The Jains literature tells us about the 16 auspicious dreams seen by the mother of Rishabhdev, before the birth of her most exalted son. His birth was very auspicious to his parents and people at large. His abhishek ceremony was held at the Sumeru Mountain. The Gods showered flowers and Kuber showered many riches during the Abhishek ceremony of Rishabhdev.
The first thing that caught my attention was a red-coloured window situated above the front gate of the fort. The moment I saw this window, a historic event of 1615 AD came to my mind. I was trying to visualize the scene when Mr. Thomas Roe, the ambassador of East India Company, was standing on the very place on the ground where I was standing. Mughal sultanate was at the peak of their rule and the East India Company had sent their emissary to seek permission to do business in the Mughal territory in the then princely India. The difference in their status was so huge that the emperor Jahangir gave Mr. Roe an audience from that window above and read out the firman which permitted the East India Company to do business in India. Ironically, in next 230 years, the same company went on to dislodge the Mughals and to establish the British Raj in India. That thought made me cold. I just stood there thinking about the present day permissions being granted to foreign based establishments to do business in our country. I shuddered to think about the possibilities of another foreign domination, if Indian democracy disintegrates in future.Read More
But that war is not the sole identity of Kargil. It was famous even before- famous for centuries among the silk route traders. This land was a transit point of the traders and caravans on their way from Kashmir and Punjab through Leh to China, Tibet and Yarken. The trade route though was closed many decades ago but the place has not yet lost its importance. Even today the travellers choose this small town as their favourite and most convenient place for night stay while going to Leh from Srinagar or when returning from Leh to Srinagar.
We were travelling to Kargil from Sonamarg. Enroute, we passed through the treacherous mountain pass Zojila and the second coldest inhabitat place in the world- Drass. Kargil is about 60 Kms from Drass. We crossed beautiful pasture grounds and Majestic Mountain peaks on the way from Drass.Read More
Sukh Niwaas, which is opposite to ‘Diwaan-e-Khaas’ having doors made of sandal wood and ivory. There is a channel running through the hall, which carried cool water that worked as an air cooler, with the aid of breeze. In this artistic hall cool climate was artificially created. It is said that the kings used to spend time in this Sukh Niwaas with their queens and sometimes with their mistresses that is why it is known as the residence of pleasure.Read More

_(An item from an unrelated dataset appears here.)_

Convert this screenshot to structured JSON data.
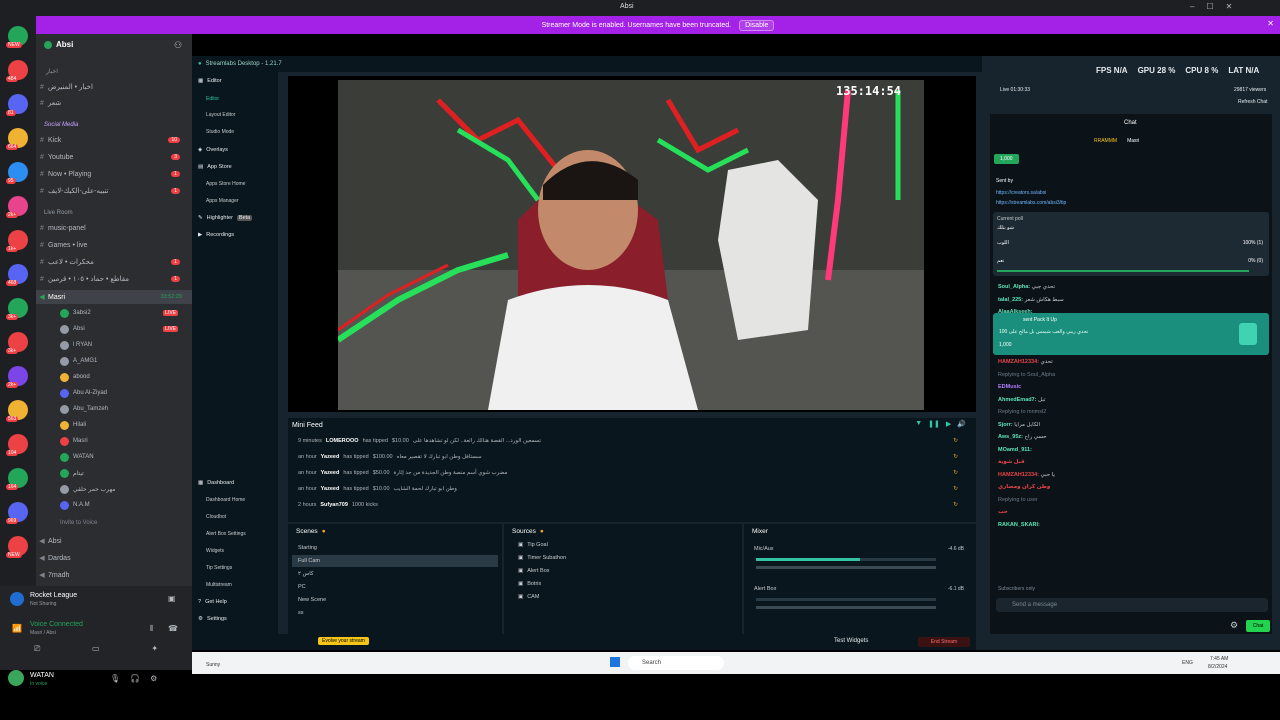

Kargil War Memorial is a monument established to commemorate the victories of Operation Vijay during the Indo-Pak war of 1999 and also to pay homage to war Martyrs who laid their lives while safeguarding our country against the Pakistani intruders. The memorial is made of pink sandstone at ‘ground zero’ with the backdrop of Tololing Range. On its rear wall, names of the martyrs are inscribed on golden plate.
I read therein the quote, “Beneath this earth young warriors sleep” and few lines from a poem of Martyr Ram Prasad Bismil (He was a great freedom fighter participated in Mainpuri Conspiracy of 1918, and the Kakori conspiracy of 1925 against the British Empire, and was sentenced to death by British Raj) at the bottom of the wall,
Shaheedon Ki Chitaon Par
Lagenge Har Baras Mele
Watan Par Mar Mitne Walo Ka
Yahi Baaki Nishaan Hoga